EX ANTE BUDGETARY 29 2.545 0.000 0.869 INFORMATION (A) (1+2+3) EX POST BUDGETARY 46 2.712 0.000 0.962 INFORMATION (P) (4+5+6+8) KEY BUDGETARY 41 1.894 0.000 0.920 INFORMATION (K) (1+7) ADDITIONAL BUDGETARY 34 2.923 0.000 0.911 INFORMATION (AD) (2+3+4+5+6) TOTAL (1+2+3+4+5+6+7) 75 4.500 0.000 1.865 DESCRIPTIVE STATISTICS St.
Leading academic commentary explicitly assumes that contractual responsibilities are determined in the following way: parties determine many of their duties ex ante, by specifying terms at the time of contract formation, and leave the rest of the terms vague, for a court to specify ex post if any should prove important.
It will then explore some of the problems with this current regime before proposing a new regime of ex ante review and detailing its implementation and procedure.

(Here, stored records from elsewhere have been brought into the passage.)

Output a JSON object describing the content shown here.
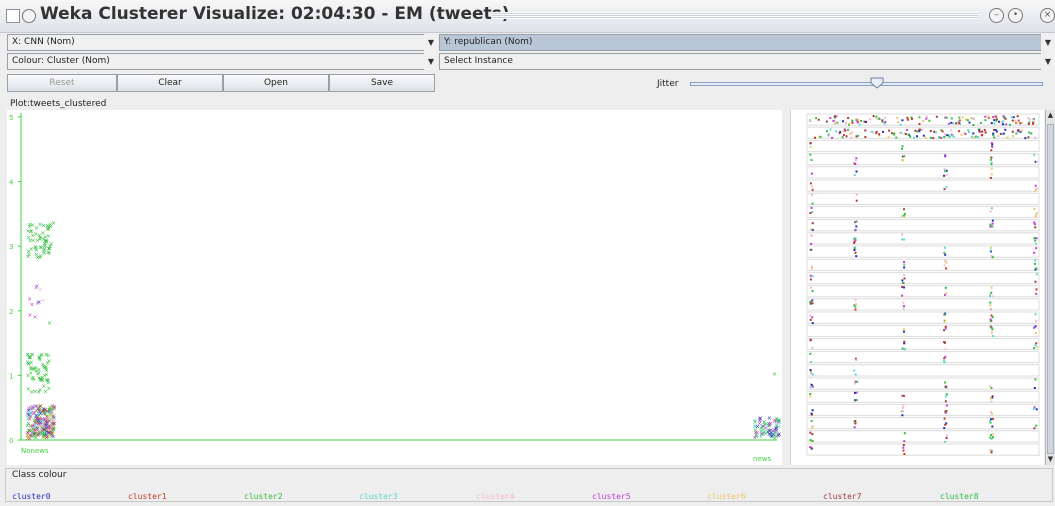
{
  "window": {
    "title": "Weka Clusterer Visualize: 02:04:30 - EM (tweets)"
  },
  "controls": {
    "x_axis": "X: CNN (Nom)",
    "y_axis": "Y: republican (Nom)",
    "colour": "Colour: Cluster (Nom)",
    "select_instance": "Select Instance",
    "reset": "Reset",
    "clear": "Clear",
    "open": "Open",
    "save": "Save",
    "jitter": "Jitter",
    "jitter_level": 0.53
  },
  "plot": {
    "title": "Plot:tweets_clustered",
    "y_ticks": [
      "0",
      "1",
      "2",
      "3",
      "4",
      "5"
    ],
    "x_categories": [
      "Nonews",
      "news"
    ]
  },
  "legend": {
    "title": "Class colour",
    "clusters": [
      {
        "name": "cluster0",
        "color": "#1f2fbf"
      },
      {
        "name": "cluster1",
        "color": "#c0392b"
      },
      {
        "name": "cluster2",
        "color": "#3cbf3c"
      },
      {
        "name": "cluster3",
        "color": "#5ed6d6"
      },
      {
        "name": "cluster4",
        "color": "#f3b7d2"
      },
      {
        "name": "cluster5",
        "color": "#c03fd6"
      },
      {
        "name": "cluster6",
        "color": "#f0c66a"
      },
      {
        "name": "cluster7",
        "color": "#a33a3a"
      },
      {
        "name": "cluster8",
        "color": "#2dbf4a"
      }
    ]
  }
}
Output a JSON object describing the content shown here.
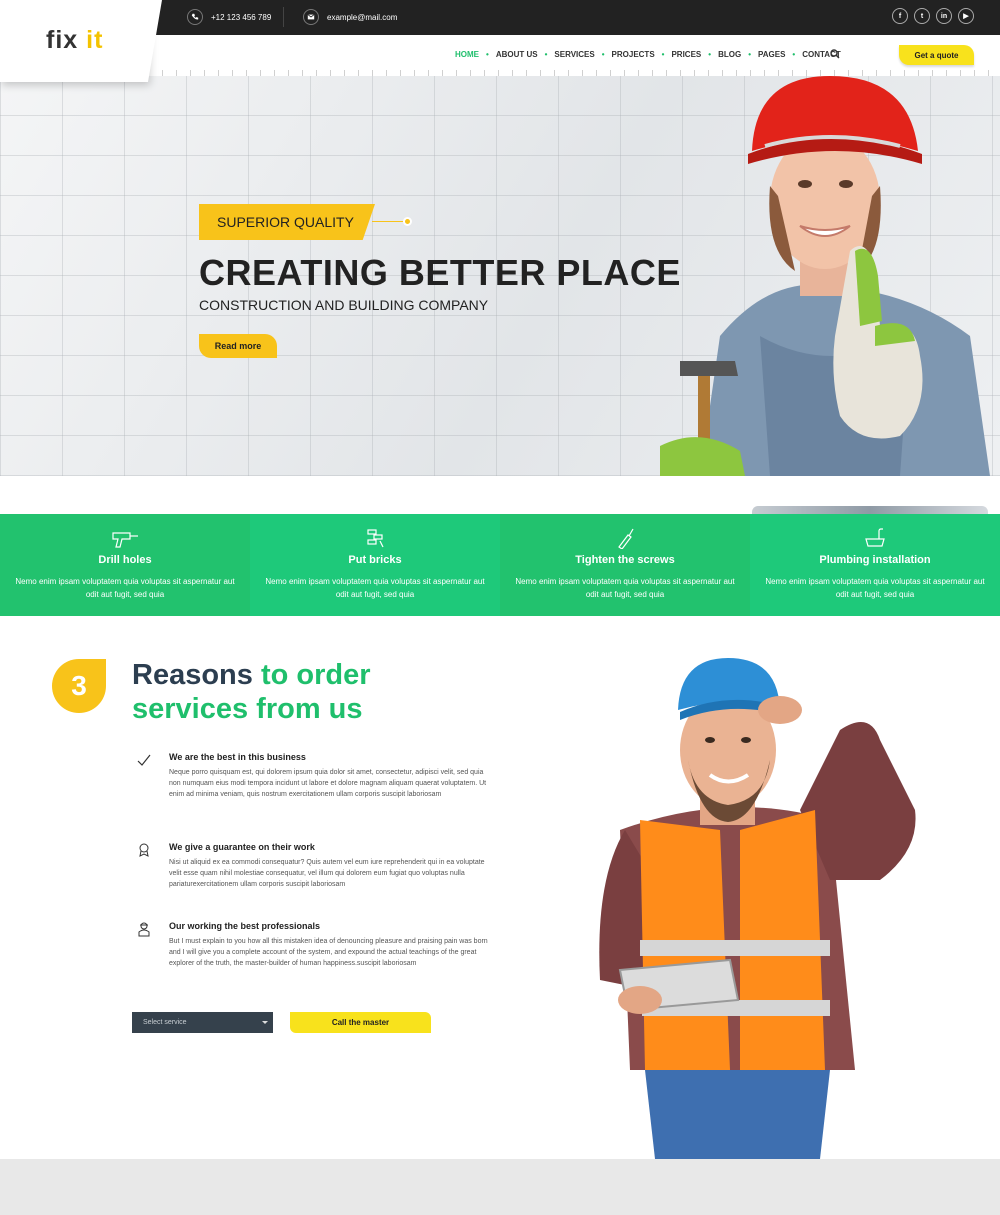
{
  "topbar": {
    "phone": "+12 123 456 789",
    "email": "example@mail.com",
    "social": [
      {
        "icon": "facebook-icon",
        "glyph": "f"
      },
      {
        "icon": "twitter-icon",
        "glyph": "t"
      },
      {
        "icon": "linkedin-icon",
        "glyph": "in"
      },
      {
        "icon": "youtube-icon",
        "glyph": "▶"
      }
    ]
  },
  "logo": {
    "part1": "fix ",
    "part2": "it"
  },
  "nav": {
    "items": [
      "HOME",
      "ABOUT US",
      "SERVICES",
      "PROJECTS",
      "PRICES",
      "BLOG",
      "PAGES",
      "CONTACT"
    ],
    "active": "HOME",
    "quote_label": "Get a quote"
  },
  "hero": {
    "tag": "SUPERIOR QUALITY",
    "title": "CREATING BETTER PLACE",
    "subtitle": "CONSTRUCTION AND BUILDING COMPANY",
    "button": "Read more"
  },
  "features": [
    {
      "icon": "drill-icon",
      "title": "Drill holes",
      "desc": "Nemo enim ipsam voluptatem quia voluptas sit aspernatur aut odit aut fugit, sed quia"
    },
    {
      "icon": "bricks-icon",
      "title": "Put bricks",
      "desc": "Nemo enim ipsam voluptatem quia voluptas sit aspernatur aut odit aut fugit, sed quia"
    },
    {
      "icon": "screwdriver-icon",
      "title": "Tighten the screws",
      "desc": "Nemo enim ipsam voluptatem quia voluptas sit aspernatur aut odit aut fugit, sed quia"
    },
    {
      "icon": "bathtub-icon",
      "title": "Plumbing installation",
      "desc": "Nemo enim ipsam voluptatem quia voluptas sit aspernatur aut odit aut fugit, sed quia"
    }
  ],
  "reasons": {
    "badge": "3",
    "title_dark": "Reasons",
    "title_green_1": " to order",
    "title_green_2": "services from us",
    "items": [
      {
        "icon": "checkmark-icon",
        "title": "We are the best in this business",
        "desc": "Neque porro quisquam est, qui dolorem ipsum quia dolor sit amet, consectetur, adipisci velit, sed quia non numquam eius modi tempora incidunt ut labore et dolore magnam aliquam quaerat voluptatem. Ut enim ad minima veniam, quis nostrum exercitationem ullam corporis suscipit laboriosam"
      },
      {
        "icon": "award-icon",
        "title": "We give a guarantee on their work",
        "desc": "Nisi ut aliquid ex ea commodi consequatur? Quis autem vel eum iure reprehenderit qui in ea voluptate velit esse quam nihil molestiae consequatur, vel illum qui dolorem eum fugiat quo voluptas nulla pariaturexercitationem ullam corporis suscipit laboriosam"
      },
      {
        "icon": "worker-icon",
        "title": "Our working the best professionals",
        "desc": "But I must explain to you how all this mistaken idea of denouncing pleasure and praising pain was born and I will give you a complete account of the system, and expound the actual teachings of the great explorer of the truth, the master-builder of human happiness.suscipit laboriosam"
      }
    ],
    "select_placeholder": "Select service",
    "call_button": "Call the master"
  },
  "colors": {
    "accent_yellow": "#f8c31a",
    "button_yellow": "#f8e21c",
    "green": "#1fbf6c",
    "dark": "#222222",
    "slate": "#2c3e50"
  }
}
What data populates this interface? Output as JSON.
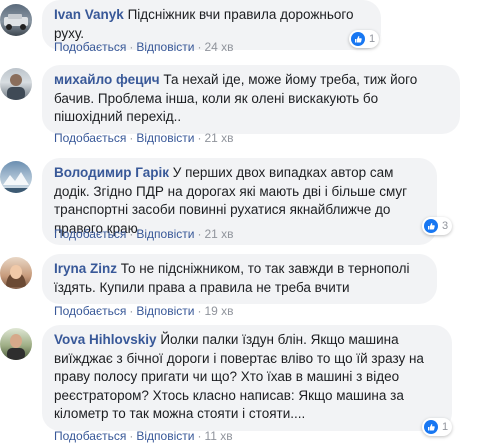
{
  "comments": [
    {
      "author": "Ivan Vanyk",
      "text": "Підсніжник вчи правила дорожнього руху.",
      "like_label": "Подобається",
      "reply_label": "Відповісти",
      "time": "24 хв",
      "reactions": "1"
    },
    {
      "author": "михайло фецич",
      "text": "Та нехай іде, може йому треба, тиж його бачив. Проблема інша, коли як олені вискакують бо пішохідний перехід..",
      "like_label": "Подобається",
      "reply_label": "Відповісти",
      "time": "21 хв"
    },
    {
      "author": "Володимир Гарік",
      "text": "У перших двох випадках автор сам додік. Згідно ПДР на дорогах які мають дві і більше смуг транспортні засоби повинні рухатися якнайближче до правого краю",
      "like_label": "Подобається",
      "reply_label": "Відповісти",
      "time": "21 хв",
      "reactions": "3"
    },
    {
      "author": "Iryna Zinz",
      "text": "То не підсніжником, то так завжди в тернополі їздять. Купили права а правила не треба вчити",
      "like_label": "Подобається",
      "reply_label": "Відповісти",
      "time": "19 хв"
    },
    {
      "author": "Vova Hihlovskiy",
      "text": "Йолки палки їздун блін. Якщо машина виїжджає з бічної дороги і повертає вліво то що їй зразу на праву полосу пригати чи що? Хто їхав в машині з відео реєстратором? Хтось класно написав: Якщо машина за кілометр то так можна стояти і стояти....",
      "like_label": "Подобається",
      "reply_label": "Відповісти",
      "time": "11 хв",
      "reactions": "1"
    }
  ],
  "colors": {
    "author": "#385898",
    "bubble": "#f2f3f5",
    "meta": "#90949c",
    "like": "#1877f2"
  },
  "icons": [
    "avatar",
    "like-icon"
  ]
}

The main changes concern pay-out arrangements (time limit of 20 working days at present reduced to seven working days by 2024) and the introduction of ex ante financing arrangements with a minimum target level for ex ante funds of 0.8% of covered deposits to be reached within a ten-year period, collected from banks' contributions.